> [Problem to solve]: Copy all the lines of the data that include the word "this".

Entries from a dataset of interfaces
+---+
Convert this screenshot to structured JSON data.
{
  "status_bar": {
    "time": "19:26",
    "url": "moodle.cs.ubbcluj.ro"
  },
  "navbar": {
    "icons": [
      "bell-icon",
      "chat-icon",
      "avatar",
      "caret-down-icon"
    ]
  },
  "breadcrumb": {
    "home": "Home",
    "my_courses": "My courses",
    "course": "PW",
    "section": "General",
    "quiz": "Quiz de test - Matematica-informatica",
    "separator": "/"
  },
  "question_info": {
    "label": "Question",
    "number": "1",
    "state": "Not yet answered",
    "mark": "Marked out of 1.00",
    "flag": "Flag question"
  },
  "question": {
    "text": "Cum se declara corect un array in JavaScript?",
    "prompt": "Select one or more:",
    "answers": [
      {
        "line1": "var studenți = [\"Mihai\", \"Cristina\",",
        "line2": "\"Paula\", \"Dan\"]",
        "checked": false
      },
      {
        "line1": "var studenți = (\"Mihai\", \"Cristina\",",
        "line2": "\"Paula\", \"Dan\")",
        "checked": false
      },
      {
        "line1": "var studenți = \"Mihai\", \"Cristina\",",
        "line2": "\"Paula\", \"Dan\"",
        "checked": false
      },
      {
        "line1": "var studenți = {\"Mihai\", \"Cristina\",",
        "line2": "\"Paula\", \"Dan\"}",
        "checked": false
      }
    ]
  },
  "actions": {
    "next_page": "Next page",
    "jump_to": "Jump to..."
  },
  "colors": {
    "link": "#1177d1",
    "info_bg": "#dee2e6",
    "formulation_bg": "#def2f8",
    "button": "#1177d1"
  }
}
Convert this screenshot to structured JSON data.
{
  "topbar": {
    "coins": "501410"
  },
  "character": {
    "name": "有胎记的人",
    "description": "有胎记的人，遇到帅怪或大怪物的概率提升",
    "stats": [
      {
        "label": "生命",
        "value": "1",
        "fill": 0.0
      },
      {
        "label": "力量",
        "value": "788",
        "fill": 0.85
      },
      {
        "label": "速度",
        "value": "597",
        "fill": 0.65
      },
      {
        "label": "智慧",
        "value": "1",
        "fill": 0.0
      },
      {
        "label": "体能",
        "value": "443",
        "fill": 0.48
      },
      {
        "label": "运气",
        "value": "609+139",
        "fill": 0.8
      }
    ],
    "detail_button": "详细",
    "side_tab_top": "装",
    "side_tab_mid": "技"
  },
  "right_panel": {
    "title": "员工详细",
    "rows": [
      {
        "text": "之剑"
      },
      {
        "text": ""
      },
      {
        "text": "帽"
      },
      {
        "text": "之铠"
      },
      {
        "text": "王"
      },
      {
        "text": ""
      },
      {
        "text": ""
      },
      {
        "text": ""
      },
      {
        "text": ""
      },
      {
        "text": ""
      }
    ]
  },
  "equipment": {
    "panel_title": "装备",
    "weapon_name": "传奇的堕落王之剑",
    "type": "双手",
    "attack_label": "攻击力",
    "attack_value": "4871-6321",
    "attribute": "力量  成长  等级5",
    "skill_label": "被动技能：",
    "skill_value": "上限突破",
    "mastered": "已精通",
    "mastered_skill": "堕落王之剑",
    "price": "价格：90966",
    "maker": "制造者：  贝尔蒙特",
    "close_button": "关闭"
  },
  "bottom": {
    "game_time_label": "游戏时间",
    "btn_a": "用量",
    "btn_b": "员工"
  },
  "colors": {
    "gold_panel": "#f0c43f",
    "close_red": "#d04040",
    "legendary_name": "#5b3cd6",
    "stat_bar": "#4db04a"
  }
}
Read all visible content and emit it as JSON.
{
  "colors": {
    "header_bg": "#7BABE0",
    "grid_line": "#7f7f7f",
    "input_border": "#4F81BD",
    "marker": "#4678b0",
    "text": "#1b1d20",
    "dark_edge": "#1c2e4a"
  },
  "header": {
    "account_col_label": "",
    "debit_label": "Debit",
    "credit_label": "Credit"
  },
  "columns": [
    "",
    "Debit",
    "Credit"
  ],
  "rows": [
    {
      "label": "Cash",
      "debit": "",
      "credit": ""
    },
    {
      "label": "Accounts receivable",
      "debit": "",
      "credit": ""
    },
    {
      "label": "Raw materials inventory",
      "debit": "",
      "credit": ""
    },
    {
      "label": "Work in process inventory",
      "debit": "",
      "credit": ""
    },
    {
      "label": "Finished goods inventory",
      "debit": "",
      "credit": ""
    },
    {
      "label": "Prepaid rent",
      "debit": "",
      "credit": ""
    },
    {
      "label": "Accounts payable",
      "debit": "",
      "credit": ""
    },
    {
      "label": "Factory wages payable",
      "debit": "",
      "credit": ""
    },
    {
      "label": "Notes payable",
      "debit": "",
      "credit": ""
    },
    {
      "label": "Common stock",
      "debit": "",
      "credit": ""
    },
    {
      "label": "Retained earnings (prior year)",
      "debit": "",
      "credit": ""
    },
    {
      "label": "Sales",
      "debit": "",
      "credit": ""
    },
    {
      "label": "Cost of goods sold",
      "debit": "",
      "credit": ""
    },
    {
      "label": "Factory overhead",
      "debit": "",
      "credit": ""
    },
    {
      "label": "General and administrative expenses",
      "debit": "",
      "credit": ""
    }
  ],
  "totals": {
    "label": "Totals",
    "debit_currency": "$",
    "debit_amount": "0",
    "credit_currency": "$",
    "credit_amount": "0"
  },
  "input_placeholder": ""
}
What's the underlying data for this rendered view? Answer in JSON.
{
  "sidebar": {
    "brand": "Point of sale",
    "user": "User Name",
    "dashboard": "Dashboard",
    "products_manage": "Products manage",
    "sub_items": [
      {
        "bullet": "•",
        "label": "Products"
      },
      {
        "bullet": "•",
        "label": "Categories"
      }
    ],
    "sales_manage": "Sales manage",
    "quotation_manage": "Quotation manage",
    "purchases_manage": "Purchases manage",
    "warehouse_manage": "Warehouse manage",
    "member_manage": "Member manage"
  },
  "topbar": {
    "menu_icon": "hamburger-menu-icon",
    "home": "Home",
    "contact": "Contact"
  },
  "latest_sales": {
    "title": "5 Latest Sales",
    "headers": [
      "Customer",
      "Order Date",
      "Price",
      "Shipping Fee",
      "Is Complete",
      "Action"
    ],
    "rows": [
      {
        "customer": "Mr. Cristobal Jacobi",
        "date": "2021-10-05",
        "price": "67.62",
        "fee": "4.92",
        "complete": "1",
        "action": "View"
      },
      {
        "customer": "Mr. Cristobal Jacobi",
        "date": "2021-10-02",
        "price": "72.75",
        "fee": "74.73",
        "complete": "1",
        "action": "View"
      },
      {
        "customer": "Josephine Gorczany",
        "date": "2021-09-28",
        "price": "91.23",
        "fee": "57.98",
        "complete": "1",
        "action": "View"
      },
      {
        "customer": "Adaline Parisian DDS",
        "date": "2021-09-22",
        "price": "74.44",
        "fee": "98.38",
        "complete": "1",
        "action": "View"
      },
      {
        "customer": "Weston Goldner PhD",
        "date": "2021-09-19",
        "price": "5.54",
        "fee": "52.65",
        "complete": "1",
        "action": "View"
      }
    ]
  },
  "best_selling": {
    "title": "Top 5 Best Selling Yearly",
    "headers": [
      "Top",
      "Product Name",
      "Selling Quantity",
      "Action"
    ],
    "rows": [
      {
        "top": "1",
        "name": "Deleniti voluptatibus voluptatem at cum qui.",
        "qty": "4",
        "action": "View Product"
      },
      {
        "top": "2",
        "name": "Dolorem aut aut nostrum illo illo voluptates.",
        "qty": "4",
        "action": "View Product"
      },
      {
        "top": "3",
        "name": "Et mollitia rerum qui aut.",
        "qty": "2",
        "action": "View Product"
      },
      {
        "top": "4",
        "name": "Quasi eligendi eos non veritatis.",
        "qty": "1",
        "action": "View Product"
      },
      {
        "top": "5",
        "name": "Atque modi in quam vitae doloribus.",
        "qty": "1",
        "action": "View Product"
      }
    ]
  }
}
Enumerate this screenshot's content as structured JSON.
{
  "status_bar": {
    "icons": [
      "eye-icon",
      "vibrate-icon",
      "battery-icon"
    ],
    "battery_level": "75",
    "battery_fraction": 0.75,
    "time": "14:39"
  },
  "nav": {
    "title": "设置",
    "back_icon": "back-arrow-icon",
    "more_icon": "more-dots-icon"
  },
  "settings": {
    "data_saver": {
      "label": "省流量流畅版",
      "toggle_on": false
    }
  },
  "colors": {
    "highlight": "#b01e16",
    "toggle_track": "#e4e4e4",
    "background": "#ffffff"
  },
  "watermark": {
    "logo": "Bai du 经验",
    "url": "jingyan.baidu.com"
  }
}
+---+
> [Problem solution]:
Convert this screenshot to structured JSON data.
Convert this screenshot to structured JSON data.
What's the underlying data for this rendered view? Answer in JSON.
Enumerate this screenshot's content as structured JSON.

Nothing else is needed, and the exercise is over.